A brawl between the States over animal welfare standards for egg-laying chickens could derail a proposed national plan for the industry, with WA and Victoria saying it did not reflect “modern” practice.
The dispute could result in WA refusing to sign up to the new national standards and the State’s Agriculture Minister, Alannah MacTiernan, has called on the Federal Government to establish an independent body to determine the new rules, as recommended by the Productivity Commission last year.
“We are optimistic we can forge a resolution with WA egg producers, but nationally we need to embrace a better process — a more objective process — for establishing livestock welfare standards,” she said.
“Consumers want this and it is in industry’s best interest to meet the expectations of consumers.”
A Productivity Commission report on the regulation of agriculture released by the Turnbull Government last year said an independent agency was the best way to determine welfare standards, rather than negotiation within the sector.
It said the current process for setting standards for farm animal welfare “does not adequately value the benefits of animal welfare to the community”.
“The process for setting standards would be improved through the creation of a statutory agency responsible for developing national farm animal welfare standards using rigorous science and evidence of community values for farm animal welfare,” the report said.
A spokesman for Federal Agriculture Minister David Littleproud said standards were a matter for States and Territories, but he “would prefer … a nationally consistent approach”.
The new Australian Animal Welfare Standards and Guidelines for Poultry provide nationally consistent rules for the sector, but animal welfare advocates were concerned that the rules would still allow battery cages to be used for for egg-laying chickens.
The RSPCA also claims that the NSW Department of Primary Industries has been colluding with the egg industry to ensure battery cages are not banned under the new national rules.

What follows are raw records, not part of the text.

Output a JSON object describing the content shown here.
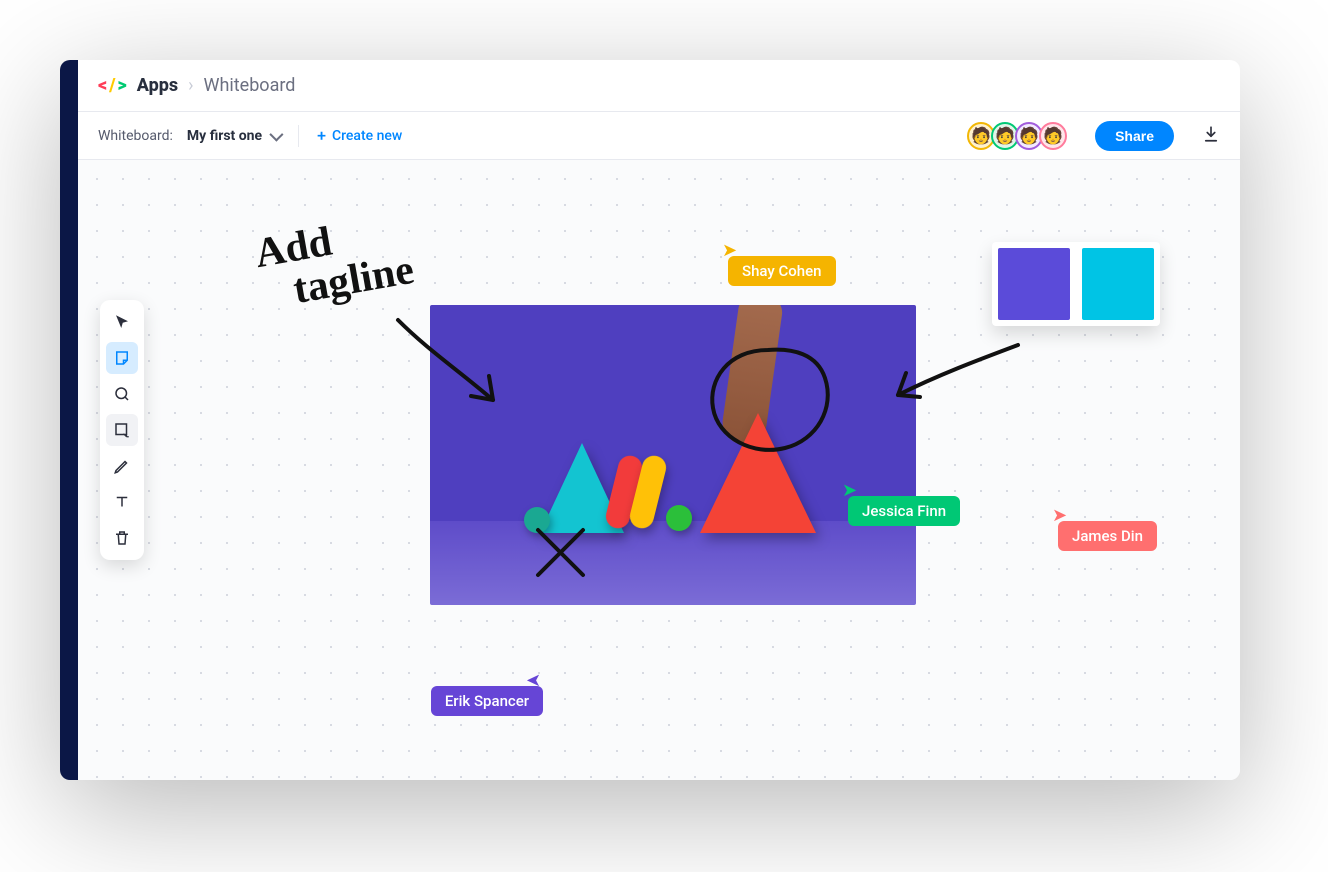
{
  "breadcrumb": {
    "apps_label": "Apps",
    "page_label": "Whiteboard"
  },
  "subbar": {
    "label": "Whiteboard:",
    "selected_board": "My first one",
    "create_label": "Create new",
    "share_label": "Share"
  },
  "avatars": {
    "count": 4
  },
  "tools": {
    "select": "select-tool",
    "sticky": "sticky-note-tool",
    "lasso": "lasso-tool",
    "frame": "frame-tool",
    "pen": "pen-tool",
    "text": "text-tool",
    "trash": "delete-tool"
  },
  "annotation_text": "Add\n   tagline",
  "cursors": {
    "shay": {
      "name": "Shay Cohen",
      "color": "#f5b400"
    },
    "jessica": {
      "name": "Jessica Finn",
      "color": "#00c875"
    },
    "james": {
      "name": "James Din",
      "color": "#ff6f6f"
    },
    "erik": {
      "name": "Erik Spancer",
      "color": "#6645d6"
    }
  },
  "swatches": {
    "a": "#5b4bd9",
    "b": "#00c4e5"
  }
}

While the WA Government is not calling for the abolition of battery cages, it believes the stocking density proposed under the new standards is too high.